  16. Prayers for the Dead – Invocation of Saints – Worship of Relics – Fasts and Festivals – Education – Church Buildings
  17. “Fordbidding to Marry” – and “Commanding to abstain from Meats” – The HErmists – Paul – Anthony – Monks and Nuns
  18. The Gospel continues to spread – Armenia – Abyssinia – Britain – Assimilation of the Church to the World – The Magistracy – War – Conclusion
  • Index

 

Justin Martyr – A Dialogue With Trypho

Arthur Lukyn Williams [1853-1943], translator, Justin Martyr. The Dialogue with Trypho
Justin Martyr from Andre Thevet
Only three works of the Second Century Christian apologist Justin Martyr have survived, two apologies and his Dialogue with Trypho, A Jew. In the Dialogue Justin sets out to convince Trypho (probably a fictional character) that Christianity represents the new law for all people. The work was widely used and influenced later Christian writers. I am therefore very pleased to able to make available A. Lukyn Williams translation of this classic work, which is in the public domain.

Arthur Lukyn Williams [1853-1943], translator, Justin Martyr. The Dialogue with Trypho. London: SPCK, 1930. Hbk. pp.301. [Click to download complete book in PDF]

Contents

Preface

Introduction

  1. Justin Martyr, what is known to him?
  2. The Authenticity of the Dialogue
  3. Earlier Efforts to Present Chrsit to the Jews
  4. Trypho the Jew
  5. Justin’s Knowledge of Post-Biblical Judaism
  6. The Contents of the Dialogue
  7. The Practical Value of the Dialogue
  8. Bibliography

Translation and Notes

Indices to Introduction and Notes

  1. General
  2. Holy Scripture and other Early Literature

You will find further resources on Justin Marty on this page.

Preface

The Dialogue touches so many points of interest that it is impossible to consider them all in a popular work like the present. I have therefore restricted myself almost entirely (though not quite) to the primary object of Justin’s treatise, the relation of Christianity to Judaism, in particular to the Judaism of post-Biblical times, endeavouring to illustrate this from Jewish sources.
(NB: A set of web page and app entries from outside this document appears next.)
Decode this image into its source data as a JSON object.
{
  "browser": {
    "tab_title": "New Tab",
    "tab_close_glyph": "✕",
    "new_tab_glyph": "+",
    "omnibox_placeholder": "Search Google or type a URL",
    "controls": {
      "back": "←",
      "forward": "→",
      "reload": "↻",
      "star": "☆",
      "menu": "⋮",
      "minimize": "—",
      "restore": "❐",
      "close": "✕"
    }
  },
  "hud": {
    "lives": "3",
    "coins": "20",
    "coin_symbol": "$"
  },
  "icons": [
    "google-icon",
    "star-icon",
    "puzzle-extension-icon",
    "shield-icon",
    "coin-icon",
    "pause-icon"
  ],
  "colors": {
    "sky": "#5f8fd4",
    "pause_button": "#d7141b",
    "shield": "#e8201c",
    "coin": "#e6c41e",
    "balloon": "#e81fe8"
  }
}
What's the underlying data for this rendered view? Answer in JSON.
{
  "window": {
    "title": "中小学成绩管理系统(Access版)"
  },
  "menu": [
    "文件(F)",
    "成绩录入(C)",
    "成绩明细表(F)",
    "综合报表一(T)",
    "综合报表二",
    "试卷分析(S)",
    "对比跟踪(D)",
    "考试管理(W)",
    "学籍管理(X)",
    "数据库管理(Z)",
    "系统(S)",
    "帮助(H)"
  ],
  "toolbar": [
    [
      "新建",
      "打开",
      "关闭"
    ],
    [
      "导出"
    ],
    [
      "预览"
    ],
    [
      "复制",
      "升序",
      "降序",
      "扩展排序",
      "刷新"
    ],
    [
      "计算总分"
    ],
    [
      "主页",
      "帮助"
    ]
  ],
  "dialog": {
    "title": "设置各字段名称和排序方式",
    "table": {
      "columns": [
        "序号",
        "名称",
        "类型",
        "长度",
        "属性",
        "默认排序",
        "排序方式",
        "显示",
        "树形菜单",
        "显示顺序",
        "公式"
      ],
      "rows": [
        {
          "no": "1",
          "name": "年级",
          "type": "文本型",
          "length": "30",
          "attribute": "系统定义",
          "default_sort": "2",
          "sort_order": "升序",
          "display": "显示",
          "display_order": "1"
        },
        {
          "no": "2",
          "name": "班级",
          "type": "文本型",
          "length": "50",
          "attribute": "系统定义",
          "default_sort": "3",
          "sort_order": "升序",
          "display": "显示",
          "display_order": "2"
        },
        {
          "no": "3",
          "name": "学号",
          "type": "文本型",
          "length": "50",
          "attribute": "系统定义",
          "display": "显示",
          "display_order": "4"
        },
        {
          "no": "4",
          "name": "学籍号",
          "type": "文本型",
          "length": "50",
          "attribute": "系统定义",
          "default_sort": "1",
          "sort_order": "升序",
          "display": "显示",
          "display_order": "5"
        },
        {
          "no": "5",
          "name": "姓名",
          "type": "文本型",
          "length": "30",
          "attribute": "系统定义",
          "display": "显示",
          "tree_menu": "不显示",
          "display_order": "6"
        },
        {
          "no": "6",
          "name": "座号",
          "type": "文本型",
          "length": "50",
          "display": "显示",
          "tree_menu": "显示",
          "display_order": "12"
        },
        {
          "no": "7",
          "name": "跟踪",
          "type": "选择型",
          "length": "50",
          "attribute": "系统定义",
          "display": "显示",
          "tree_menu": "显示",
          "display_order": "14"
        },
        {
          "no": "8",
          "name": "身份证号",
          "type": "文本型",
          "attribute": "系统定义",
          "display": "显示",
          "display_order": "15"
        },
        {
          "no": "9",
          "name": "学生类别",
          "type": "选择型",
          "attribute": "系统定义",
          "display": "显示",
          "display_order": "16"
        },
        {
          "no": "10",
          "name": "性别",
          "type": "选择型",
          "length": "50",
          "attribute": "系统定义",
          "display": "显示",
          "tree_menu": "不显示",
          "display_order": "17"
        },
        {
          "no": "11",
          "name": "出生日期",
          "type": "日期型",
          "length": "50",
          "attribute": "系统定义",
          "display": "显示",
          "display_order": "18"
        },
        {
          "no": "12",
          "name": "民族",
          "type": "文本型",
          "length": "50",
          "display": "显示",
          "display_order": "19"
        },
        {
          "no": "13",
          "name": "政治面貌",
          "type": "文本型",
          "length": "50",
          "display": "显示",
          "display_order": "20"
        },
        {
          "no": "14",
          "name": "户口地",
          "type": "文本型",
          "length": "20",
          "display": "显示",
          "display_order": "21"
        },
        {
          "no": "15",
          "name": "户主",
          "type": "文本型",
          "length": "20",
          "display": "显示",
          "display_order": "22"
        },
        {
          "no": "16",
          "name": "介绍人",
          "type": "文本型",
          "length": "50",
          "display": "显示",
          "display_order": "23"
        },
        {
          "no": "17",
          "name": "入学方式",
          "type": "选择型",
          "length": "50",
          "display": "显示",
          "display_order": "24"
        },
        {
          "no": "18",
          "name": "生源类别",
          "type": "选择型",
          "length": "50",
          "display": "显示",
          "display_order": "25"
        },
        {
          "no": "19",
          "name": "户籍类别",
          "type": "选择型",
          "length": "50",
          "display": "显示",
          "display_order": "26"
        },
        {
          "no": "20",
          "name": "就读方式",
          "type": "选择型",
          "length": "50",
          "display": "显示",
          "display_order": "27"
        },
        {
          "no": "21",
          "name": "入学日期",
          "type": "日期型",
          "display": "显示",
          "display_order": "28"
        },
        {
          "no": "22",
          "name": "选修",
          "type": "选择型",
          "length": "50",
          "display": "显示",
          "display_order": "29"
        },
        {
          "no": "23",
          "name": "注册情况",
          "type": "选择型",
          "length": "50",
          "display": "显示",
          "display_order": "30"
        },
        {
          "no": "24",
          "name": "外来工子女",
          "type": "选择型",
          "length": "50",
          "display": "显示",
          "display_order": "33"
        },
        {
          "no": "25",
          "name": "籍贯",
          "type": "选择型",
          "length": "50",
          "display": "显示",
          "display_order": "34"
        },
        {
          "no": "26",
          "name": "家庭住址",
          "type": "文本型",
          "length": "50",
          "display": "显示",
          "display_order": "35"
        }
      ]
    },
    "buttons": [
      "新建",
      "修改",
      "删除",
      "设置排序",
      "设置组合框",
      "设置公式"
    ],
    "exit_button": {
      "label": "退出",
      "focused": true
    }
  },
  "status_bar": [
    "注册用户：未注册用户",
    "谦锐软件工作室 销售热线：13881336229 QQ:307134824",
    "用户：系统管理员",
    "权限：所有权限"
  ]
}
In such illustrations I have not used the Apocrypha or the Pseudepigraphic writings, partly because these are now readily accessible to the English reader in the Oxford Corpus, and partly because Justin himself appears to have neglected all such books. The Jews with whom he disputed were evidently Palestinians, accustomed to the Hebrew Canon only, and to the arguments of those Jews who carried on the traditions of the Pharisees. It is therefore to the writings of these that we must look for illustrations. Their books indeed, with the exception of one or two portions, are not earlier than, or even contemporary with, Justin, especially in the form in which they have come down to us. [Continue reading]

Introductions to Tertullian, Irenaeus and Justin Martyr by Johnson Thomaskutty

The following short introductions were originally published on Facebook. In order to make them available to a wider audience Dr Thomaskutty has kindly granted permission for them to be republished on earlychurch.org.uk

St. Irenaeus of Lyons, the First Systematic Theologian of the Second Century (Johnson Thomaskutty, Faculty of New Testament, Union Biblical Seminary, Pune, India)

Tertullian, the Father of Latin Western Theology and an Advocate of “Freedom of Religion” (Johnson Thomaskutty, Faculty of New Testament, Union Biblical Seminary, Pune, India)

Francis Watson on Christians, Jews and Scripture in Justin’s Dialogue with Trypho

I have just uploaded the following lecture in PDF:

Prof. Francis Watson, “Have you not read…?” Christians, Jews and Scripture in Justin’s Dialogue with Trypho . The Ethel M. Wood Lecture, University of London, 3 March 2005.

My thanks to Professor Watson for providing me with the text of his lecture, which is published here for the first time.